Extracted records
▬▬▬
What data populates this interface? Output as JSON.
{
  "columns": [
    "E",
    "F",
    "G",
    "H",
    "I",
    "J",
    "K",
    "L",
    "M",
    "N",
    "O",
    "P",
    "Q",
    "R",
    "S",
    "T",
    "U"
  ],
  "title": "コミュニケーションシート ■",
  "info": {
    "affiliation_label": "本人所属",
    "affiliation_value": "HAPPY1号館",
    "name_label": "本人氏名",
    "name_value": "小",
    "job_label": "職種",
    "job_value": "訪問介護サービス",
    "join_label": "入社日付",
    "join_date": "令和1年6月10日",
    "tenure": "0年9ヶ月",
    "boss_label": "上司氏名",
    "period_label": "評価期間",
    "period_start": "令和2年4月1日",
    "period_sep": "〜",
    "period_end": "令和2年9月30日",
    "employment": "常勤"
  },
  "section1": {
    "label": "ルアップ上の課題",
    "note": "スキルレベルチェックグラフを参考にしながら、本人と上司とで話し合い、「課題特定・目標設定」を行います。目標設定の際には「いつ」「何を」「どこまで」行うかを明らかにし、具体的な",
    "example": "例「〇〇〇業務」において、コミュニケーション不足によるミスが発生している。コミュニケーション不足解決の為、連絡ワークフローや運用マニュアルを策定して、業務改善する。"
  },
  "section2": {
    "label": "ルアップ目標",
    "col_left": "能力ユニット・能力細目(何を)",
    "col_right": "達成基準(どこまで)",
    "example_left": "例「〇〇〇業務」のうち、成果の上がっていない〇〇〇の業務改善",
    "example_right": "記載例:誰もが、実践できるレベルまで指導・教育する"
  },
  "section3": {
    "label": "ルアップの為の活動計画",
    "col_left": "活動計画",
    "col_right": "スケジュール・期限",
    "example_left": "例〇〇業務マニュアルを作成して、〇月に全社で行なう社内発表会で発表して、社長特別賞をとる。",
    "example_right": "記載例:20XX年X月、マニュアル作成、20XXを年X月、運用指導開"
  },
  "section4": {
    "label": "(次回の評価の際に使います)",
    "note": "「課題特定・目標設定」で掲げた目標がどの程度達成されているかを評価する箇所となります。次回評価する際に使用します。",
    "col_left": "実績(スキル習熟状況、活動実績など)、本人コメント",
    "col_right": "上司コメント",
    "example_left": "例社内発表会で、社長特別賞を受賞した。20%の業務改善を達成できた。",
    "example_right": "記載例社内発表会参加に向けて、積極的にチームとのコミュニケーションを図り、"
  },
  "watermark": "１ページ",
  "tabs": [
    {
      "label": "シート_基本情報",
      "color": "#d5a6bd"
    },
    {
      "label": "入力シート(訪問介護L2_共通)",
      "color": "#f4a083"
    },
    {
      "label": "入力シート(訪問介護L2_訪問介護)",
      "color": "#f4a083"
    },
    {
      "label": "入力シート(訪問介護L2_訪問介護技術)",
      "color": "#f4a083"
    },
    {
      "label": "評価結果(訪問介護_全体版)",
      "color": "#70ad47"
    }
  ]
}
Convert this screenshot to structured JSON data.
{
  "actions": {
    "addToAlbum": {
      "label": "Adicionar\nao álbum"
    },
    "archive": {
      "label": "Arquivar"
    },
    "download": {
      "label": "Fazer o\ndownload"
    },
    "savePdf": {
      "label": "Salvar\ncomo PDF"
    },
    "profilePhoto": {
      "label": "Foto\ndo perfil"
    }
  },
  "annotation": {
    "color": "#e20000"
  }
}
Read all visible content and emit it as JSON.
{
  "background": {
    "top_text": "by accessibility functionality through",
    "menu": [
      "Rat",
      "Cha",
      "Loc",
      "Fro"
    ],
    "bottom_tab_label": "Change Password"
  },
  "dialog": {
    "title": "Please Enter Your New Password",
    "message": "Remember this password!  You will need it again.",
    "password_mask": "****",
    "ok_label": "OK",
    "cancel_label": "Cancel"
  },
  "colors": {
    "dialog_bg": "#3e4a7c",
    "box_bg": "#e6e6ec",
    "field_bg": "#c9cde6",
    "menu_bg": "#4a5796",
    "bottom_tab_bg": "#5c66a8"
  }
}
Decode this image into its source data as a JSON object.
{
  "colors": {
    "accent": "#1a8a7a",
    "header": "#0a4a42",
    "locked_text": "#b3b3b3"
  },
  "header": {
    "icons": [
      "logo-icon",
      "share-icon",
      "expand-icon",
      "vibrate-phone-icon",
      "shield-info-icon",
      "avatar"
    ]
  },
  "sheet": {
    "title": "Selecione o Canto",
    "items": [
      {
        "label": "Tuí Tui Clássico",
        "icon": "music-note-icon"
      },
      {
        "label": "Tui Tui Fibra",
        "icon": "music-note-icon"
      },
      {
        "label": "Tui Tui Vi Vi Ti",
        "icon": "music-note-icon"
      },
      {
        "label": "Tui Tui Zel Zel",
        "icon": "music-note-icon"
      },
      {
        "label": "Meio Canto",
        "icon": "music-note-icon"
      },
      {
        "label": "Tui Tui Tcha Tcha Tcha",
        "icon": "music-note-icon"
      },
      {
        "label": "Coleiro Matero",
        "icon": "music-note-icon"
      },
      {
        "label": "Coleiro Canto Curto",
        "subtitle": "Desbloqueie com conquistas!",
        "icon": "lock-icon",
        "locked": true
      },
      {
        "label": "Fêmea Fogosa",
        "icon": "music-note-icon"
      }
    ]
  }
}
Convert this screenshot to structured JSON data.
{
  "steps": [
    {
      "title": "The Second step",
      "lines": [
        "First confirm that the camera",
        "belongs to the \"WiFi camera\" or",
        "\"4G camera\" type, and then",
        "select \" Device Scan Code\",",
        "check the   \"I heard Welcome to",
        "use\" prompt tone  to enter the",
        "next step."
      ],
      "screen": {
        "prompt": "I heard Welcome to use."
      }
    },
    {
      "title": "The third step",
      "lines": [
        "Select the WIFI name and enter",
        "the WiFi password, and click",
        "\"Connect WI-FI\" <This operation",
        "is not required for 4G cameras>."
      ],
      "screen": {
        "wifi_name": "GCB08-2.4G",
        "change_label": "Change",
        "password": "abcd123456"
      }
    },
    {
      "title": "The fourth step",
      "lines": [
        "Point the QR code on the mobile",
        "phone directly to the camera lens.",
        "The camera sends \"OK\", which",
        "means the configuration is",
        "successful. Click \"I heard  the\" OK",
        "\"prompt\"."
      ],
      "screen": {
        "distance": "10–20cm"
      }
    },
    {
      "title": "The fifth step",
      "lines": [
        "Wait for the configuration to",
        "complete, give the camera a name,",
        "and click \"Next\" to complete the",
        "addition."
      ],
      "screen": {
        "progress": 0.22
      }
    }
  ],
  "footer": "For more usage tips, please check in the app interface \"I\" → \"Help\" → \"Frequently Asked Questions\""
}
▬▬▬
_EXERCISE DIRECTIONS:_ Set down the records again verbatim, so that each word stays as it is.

_WORKED SOLUTION:_
What data populates this interface? Output as JSON.
{
  "columns": [
    "E",
    "F",
    "G",
    "H",
    "I",
    "J",
    "K",
    "L",
    "M",
    "N",
    "O",
    "P",
    "Q",
    "R",
    "S",
    "T",
    "U"
  ],
  "title": "コミュニケーションシート ■",
  "info": {
    "affiliation_label": "本人所属",
    "affiliation_value": "HAPPY1号館",
    "name_label": "本人氏名",
    "name_value": "小",
    "job_label": "職種",
    "job_value": "訪問介護サービス",
    "join_label": "入社日付",
    "join_date": "令和1年6月10日",
    "tenure": "0年9ヶ月",
    "boss_label": "上司氏名",
    "period_label": "評価期間",
    "period_start": "令和2年4月1日",
    "period_sep": "〜",
    "period_end": "令和2年9月30日",
    "employment": "常勤"
  },
  "section1": {
    "label": "ルアップ上の課題",
    "note": "スキルレベルチェックグラフを参考にしながら、本人と上司とで話し合い、「課題特定・目標設定」を行います。目標設定の際には「いつ」「何を」「どこまで」行うかを明らかにし、具体的な",
    "example": "例「〇〇〇業務」において、コミュニケーション不足によるミスが発生している。コミュニケーション不足解決の為、連絡ワークフローや運用マニュアルを策定して、業務改善する。"
  },
  "section2": {
    "label": "ルアップ目標",
    "col_left": "能力ユニット・能力細目(何を)",
    "col_right": "達成基準(どこまで)",
    "example_left": "例「〇〇〇業務」のうち、成果の上がっていない〇〇〇の業務改善",
    "example_right": "記載例:誰もが、実践できるレベルまで指導・教育する"
  },
  "section3": {
    "label": "ルアップの為の活動計画",
    "col_left": "活動計画",
    "col_right": "スケジュール・期限",
    "example_left": "例〇〇業務マニュアルを作成して、〇月に全社で行なう社内発表会で発表して、社長特別賞をとる。",
    "example_right": "記載例:20XX年X月、マニュアル作成、20XXを年X月、運用指導開"
  },
  "section4": {
    "label": "(次回の評価の際に使います)",
    "note": "「課題特定・目標設定」で掲げた目標がどの程度達成されているかを評価する箇所となります。次回評価する際に使用します。",
    "col_left": "実績(スキル習熟状況、活動実績など)、本人コメント",
    "col_right": "上司コメント",
    "example_left": "例社内発表会で、社長特別賞を受賞した。20%の業務改善を達成できた。",
    "example_right": "記載例社内発表会参加に向けて、積極的にチームとのコミュニケーションを図り、"
  },
  "watermark": "１ページ",
  "tabs": [
    {
      "label": "シート_基本情報",
      "color": "#d5a6bd"
    },
    {
      "label": "入力シート(訪問介護L2_共通)",
      "color": "#f4a083"
    },
    {
      "label": "入力シート(訪問介護L2_訪問介護)",
      "color": "#f4a083"
    },
    {
      "label": "入力シート(訪問介護L2_訪問介護技術)",
      "color": "#f4a083"
    },
    {
      "label": "評価結果(訪問介護_全体版)",
      "color": "#70ad47"
    }
  ]
}
Convert this screenshot to structured JSON data.
{
  "actions": {
    "addToAlbum": {
      "label": "Adicionar\nao álbum"
    },
    "archive": {
      "label": "Arquivar"
    },
    "download": {
      "label": "Fazer o\ndownload"
    },
    "savePdf": {
      "label": "Salvar\ncomo PDF"
    },
    "profilePhoto": {
      "label": "Foto\ndo perfil"
    }
  },
  "annotation": {
    "color": "#e20000"
  }
}
Read all visible content and emit it as JSON.
{
  "background": {
    "top_text": "by accessibility functionality through",
    "menu": [
      "Rat",
      "Cha",
      "Loc",
      "Fro"
    ],
    "bottom_tab_label": "Change Password"
  },
  "dialog": {
    "title": "Please Enter Your New Password",
    "message": "Remember this password!  You will need it again.",
    "password_mask": "****",
    "ok_label": "OK",
    "cancel_label": "Cancel"
  },
  "colors": {
    "dialog_bg": "#3e4a7c",
    "box_bg": "#e6e6ec",
    "field_bg": "#c9cde6",
    "menu_bg": "#4a5796",
    "bottom_tab_bg": "#5c66a8"
  }
}
Decode this image into its source data as a JSON object.
{
  "colors": {
    "accent": "#1a8a7a",
    "header": "#0a4a42",
    "locked_text": "#b3b3b3"
  },
  "header": {
    "icons": [
      "logo-icon",
      "share-icon",
      "expand-icon",
      "vibrate-phone-icon",
      "shield-info-icon",
      "avatar"
    ]
  },
  "sheet": {
    "title": "Selecione o Canto",
    "items": [
      {
        "label": "Tuí Tui Clássico",
        "icon": "music-note-icon"
      },
      {
        "label": "Tui Tui Fibra",
        "icon": "music-note-icon"
      },
      {
        "label": "Tui Tui Vi Vi Ti",
        "icon": "music-note-icon"
      },
      {
        "label": "Tui Tui Zel Zel",
        "icon": "music-note-icon"
      },
      {
        "label": "Meio Canto",
        "icon": "music-note-icon"
      },
      {
        "label": "Tui Tui Tcha Tcha Tcha",
        "icon": "music-note-icon"
      },
      {
        "label": "Coleiro Matero",
        "icon": "music-note-icon"
      },
      {
        "label": "Coleiro Canto Curto",
        "subtitle": "Desbloqueie com conquistas!",
        "icon": "lock-icon",
        "locked": true
      },
      {
        "label": "Fêmea Fogosa",
        "icon": "music-note-icon"
      }
    ]
  }
}
Convert this screenshot to structured JSON data.
{
  "steps": [
    {
      "title": "The Second step",
      "lines": [
        "First confirm that the camera",
        "belongs to the \"WiFi camera\" or",
        "\"4G camera\" type, and then",
        "select \" Device Scan Code\",",
        "check the   \"I heard Welcome to",
        "use\" prompt tone  to enter the",
        "next step."
      ],
      "screen": {
        "prompt": "I heard Welcome to use."
      }
    },
    {
      "title": "The third step",
      "lines": [
        "Select the WIFI name and enter",
        "the WiFi password, and click",
        "\"Connect WI-FI\" <This operation",
        "is not required for 4G cameras>."
      ],
      "screen": {
        "wifi_name": "GCB08-2.4G",
        "change_label": "Change",
        "password": "abcd123456"
      }
    },
    {
      "title": "The fourth step",
      "lines": [
        "Point the QR code on the mobile",
        "phone directly to the camera lens.",
        "The camera sends \"OK\", which",
        "means the configuration is",
        "successful. Click \"I heard  the\" OK",
        "\"prompt\"."
      ],
      "screen": {
        "distance": "10–20cm"
      }
    },
    {
      "title": "The fifth step",
      "lines": [
        "Wait for the configuration to",
        "complete, give the camera a name,",
        "and click \"Next\" to complete the",
        "addition."
      ],
      "screen": {
        "progress": 0.22
      }
    }
  ],
  "footer": "For more usage tips, please check in the app interface \"I\" → \"Help\" → \"Frequently Asked Questions\""
}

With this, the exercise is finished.